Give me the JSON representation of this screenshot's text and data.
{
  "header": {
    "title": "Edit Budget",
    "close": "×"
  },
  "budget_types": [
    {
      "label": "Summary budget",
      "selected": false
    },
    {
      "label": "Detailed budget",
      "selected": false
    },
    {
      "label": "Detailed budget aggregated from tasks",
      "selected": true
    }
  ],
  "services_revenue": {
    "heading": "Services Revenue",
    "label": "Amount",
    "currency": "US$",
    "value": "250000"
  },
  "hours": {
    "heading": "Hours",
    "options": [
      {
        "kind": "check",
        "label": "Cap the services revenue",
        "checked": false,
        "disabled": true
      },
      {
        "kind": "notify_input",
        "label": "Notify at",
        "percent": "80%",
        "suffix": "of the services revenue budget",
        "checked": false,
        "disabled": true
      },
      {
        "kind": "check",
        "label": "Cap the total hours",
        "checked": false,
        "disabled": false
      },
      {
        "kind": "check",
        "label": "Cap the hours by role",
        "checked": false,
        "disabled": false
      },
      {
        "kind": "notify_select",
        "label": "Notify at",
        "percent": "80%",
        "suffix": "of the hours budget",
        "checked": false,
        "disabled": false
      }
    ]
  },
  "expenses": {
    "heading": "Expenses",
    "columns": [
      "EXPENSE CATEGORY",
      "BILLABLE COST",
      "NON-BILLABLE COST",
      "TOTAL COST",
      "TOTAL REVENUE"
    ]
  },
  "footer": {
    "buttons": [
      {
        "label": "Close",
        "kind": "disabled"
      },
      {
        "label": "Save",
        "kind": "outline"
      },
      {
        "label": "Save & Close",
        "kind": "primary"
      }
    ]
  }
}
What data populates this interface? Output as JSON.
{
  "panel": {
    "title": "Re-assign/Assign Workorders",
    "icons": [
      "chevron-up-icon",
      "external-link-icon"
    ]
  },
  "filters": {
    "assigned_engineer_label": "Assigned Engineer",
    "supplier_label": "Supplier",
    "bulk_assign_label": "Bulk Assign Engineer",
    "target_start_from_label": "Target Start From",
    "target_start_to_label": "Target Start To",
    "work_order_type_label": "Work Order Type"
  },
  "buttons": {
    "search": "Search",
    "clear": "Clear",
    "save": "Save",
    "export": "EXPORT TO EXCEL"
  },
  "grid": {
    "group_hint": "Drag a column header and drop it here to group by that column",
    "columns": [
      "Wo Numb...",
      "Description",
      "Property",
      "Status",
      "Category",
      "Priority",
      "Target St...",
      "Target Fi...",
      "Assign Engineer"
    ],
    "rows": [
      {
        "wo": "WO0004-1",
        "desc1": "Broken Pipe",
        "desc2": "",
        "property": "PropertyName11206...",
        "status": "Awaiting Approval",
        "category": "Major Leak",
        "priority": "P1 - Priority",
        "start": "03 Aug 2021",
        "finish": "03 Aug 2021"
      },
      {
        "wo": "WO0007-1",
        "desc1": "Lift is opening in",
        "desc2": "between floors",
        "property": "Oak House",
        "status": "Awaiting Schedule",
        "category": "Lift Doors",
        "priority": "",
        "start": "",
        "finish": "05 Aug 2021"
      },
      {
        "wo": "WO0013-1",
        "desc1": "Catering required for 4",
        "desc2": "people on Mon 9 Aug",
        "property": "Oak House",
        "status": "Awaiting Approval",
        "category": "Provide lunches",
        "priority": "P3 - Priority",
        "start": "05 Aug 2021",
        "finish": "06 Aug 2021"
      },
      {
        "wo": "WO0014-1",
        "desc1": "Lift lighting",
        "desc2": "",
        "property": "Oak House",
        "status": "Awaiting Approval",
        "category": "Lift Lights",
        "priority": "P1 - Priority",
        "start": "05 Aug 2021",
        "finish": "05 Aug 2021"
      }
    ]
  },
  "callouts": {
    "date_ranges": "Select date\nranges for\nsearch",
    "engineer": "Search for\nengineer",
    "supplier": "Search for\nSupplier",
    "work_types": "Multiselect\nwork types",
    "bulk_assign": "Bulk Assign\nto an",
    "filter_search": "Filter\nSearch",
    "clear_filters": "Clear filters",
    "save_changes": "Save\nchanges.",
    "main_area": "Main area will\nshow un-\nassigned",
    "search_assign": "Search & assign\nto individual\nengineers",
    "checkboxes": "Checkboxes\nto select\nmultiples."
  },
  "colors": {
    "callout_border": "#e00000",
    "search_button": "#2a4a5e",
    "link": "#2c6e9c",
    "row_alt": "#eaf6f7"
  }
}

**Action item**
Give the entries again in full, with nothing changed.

**Written answer**
Give me the JSON representation of this screenshot's text and data.
{
  "header": {
    "title": "Edit Budget",
    "close": "×"
  },
  "budget_types": [
    {
      "label": "Summary budget",
      "selected": false
    },
    {
      "label": "Detailed budget",
      "selected": false
    },
    {
      "label": "Detailed budget aggregated from tasks",
      "selected": true
    }
  ],
  "services_revenue": {
    "heading": "Services Revenue",
    "label": "Amount",
    "currency": "US$",
    "value": "250000"
  },
  "hours": {
    "heading": "Hours",
    "options": [
      {
        "kind": "check",
        "label": "Cap the services revenue",
        "checked": false,
        "disabled": true
      },
      {
        "kind": "notify_input",
        "label": "Notify at",
        "percent": "80%",
        "suffix": "of the services revenue budget",
        "checked": false,
        "disabled": true
      },
      {
        "kind": "check",
        "label": "Cap the total hours",
        "checked": false,
        "disabled": false
      },
      {
        "kind": "check",
        "label": "Cap the hours by role",
        "checked": false,
        "disabled": false
      },
      {
        "kind": "notify_select",
        "label": "Notify at",
        "percent": "80%",
        "suffix": "of the hours budget",
        "checked": false,
        "disabled": false
      }
    ]
  },
  "expenses": {
    "heading": "Expenses",
    "columns": [
      "EXPENSE CATEGORY",
      "BILLABLE COST",
      "NON-BILLABLE COST",
      "TOTAL COST",
      "TOTAL REVENUE"
    ]
  },
  "footer": {
    "buttons": [
      {
        "label": "Close",
        "kind": "disabled"
      },
      {
        "label": "Save",
        "kind": "outline"
      },
      {
        "label": "Save & Close",
        "kind": "primary"
      }
    ]
  }
}
What data populates this interface? Output as JSON.
{
  "panel": {
    "title": "Re-assign/Assign Workorders",
    "icons": [
      "chevron-up-icon",
      "external-link-icon"
    ]
  },
  "filters": {
    "assigned_engineer_label": "Assigned Engineer",
    "supplier_label": "Supplier",
    "bulk_assign_label": "Bulk Assign Engineer",
    "target_start_from_label": "Target Start From",
    "target_start_to_label": "Target Start To",
    "work_order_type_label": "Work Order Type"
  },
  "buttons": {
    "search": "Search",
    "clear": "Clear",
    "save": "Save",
    "export": "EXPORT TO EXCEL"
  },
  "grid": {
    "group_hint": "Drag a column header and drop it here to group by that column",
    "columns": [
      "Wo Numb...",
      "Description",
      "Property",
      "Status",
      "Category",
      "Priority",
      "Target St...",
      "Target Fi...",
      "Assign Engineer"
    ],
    "rows": [
      {
        "wo": "WO0004-1",
        "desc1": "Broken Pipe",
        "desc2": "",
        "property": "PropertyName11206...",
        "status": "Awaiting Approval",
        "category": "Major Leak",
        "priority": "P1 - Priority",
        "start": "03 Aug 2021",
        "finish": "03 Aug 2021"
      },
      {
        "wo": "WO0007-1",
        "desc1": "Lift is opening in",
        "desc2": "between floors",
        "property": "Oak House",
        "status": "Awaiting Schedule",
        "category": "Lift Doors",
        "priority": "",
        "start": "",
        "finish": "05 Aug 2021"
      },
      {
        "wo": "WO0013-1",
        "desc1": "Catering required for 4",
        "desc2": "people on Mon 9 Aug",
        "property": "Oak House",
        "status": "Awaiting Approval",
        "category": "Provide lunches",
        "priority": "P3 - Priority",
        "start": "05 Aug 2021",
        "finish": "06 Aug 2021"
      },
      {
        "wo": "WO0014-1",
        "desc1": "Lift lighting",
        "desc2": "",
        "property": "Oak House",
        "status": "Awaiting Approval",
        "category": "Lift Lights",
        "priority": "P1 - Priority",
        "start": "05 Aug 2021",
        "finish": "05 Aug 2021"
      }
    ]
  },
  "callouts": {
    "date_ranges": "Select date\nranges for\nsearch",
    "engineer": "Search for\nengineer",
    "supplier": "Search for\nSupplier",
    "work_types": "Multiselect\nwork types",
    "bulk_assign": "Bulk Assign\nto an",
    "filter_search": "Filter\nSearch",
    "clear_filters": "Clear filters",
    "save_changes": "Save\nchanges.",
    "main_area": "Main area will\nshow un-\nassigned",
    "search_assign": "Search & assign\nto individual\nengineers",
    "checkboxes": "Checkboxes\nto select\nmultiples."
  },
  "colors": {
    "callout_border": "#e00000",
    "search_button": "#2a4a5e",
    "link": "#2c6e9c",
    "row_alt": "#eaf6f7"
  }
}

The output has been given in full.